Start of The data
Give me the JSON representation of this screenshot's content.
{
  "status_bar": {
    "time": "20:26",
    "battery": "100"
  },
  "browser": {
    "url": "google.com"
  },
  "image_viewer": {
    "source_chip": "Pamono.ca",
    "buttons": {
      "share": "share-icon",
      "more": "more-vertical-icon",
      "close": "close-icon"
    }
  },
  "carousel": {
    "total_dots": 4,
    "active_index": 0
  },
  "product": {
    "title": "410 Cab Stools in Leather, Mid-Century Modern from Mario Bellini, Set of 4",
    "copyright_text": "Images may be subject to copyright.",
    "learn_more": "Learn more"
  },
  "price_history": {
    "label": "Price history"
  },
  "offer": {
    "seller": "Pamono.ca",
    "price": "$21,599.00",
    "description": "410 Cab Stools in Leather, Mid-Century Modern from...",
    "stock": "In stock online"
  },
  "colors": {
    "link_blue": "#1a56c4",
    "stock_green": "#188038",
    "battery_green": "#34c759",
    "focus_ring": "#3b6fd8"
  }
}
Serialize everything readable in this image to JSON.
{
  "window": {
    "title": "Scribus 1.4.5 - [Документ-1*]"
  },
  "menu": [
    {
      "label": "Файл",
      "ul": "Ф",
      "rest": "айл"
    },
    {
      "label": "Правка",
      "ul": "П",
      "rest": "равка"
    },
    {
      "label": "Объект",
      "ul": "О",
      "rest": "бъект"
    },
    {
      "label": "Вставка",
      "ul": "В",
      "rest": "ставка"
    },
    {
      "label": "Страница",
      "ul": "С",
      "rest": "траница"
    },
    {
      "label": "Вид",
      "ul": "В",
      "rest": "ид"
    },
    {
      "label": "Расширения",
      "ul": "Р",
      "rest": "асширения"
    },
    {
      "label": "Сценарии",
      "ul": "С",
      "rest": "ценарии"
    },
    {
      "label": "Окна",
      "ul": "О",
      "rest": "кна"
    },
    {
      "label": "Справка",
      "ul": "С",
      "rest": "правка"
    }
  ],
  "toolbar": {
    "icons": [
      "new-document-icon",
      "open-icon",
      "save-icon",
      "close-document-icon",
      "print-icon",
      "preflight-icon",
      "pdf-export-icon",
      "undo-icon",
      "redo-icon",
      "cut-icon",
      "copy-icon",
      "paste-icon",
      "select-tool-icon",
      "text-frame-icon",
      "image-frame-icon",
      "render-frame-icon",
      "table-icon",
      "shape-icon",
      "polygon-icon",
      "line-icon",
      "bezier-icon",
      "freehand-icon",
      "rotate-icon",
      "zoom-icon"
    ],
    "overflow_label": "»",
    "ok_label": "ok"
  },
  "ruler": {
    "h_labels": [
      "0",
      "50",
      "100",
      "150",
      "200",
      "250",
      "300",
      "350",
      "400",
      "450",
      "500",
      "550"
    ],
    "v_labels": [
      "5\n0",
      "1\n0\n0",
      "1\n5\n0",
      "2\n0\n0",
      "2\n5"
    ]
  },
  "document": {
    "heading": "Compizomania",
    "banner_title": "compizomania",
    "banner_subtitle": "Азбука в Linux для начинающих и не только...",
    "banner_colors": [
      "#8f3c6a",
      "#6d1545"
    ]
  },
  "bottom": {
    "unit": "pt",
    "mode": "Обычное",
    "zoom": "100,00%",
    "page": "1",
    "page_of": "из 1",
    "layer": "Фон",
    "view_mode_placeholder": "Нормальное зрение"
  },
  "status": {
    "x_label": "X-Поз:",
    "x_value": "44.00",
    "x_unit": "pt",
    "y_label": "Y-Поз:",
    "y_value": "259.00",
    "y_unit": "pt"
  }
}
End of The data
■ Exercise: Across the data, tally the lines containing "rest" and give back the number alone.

■ Written solution: 10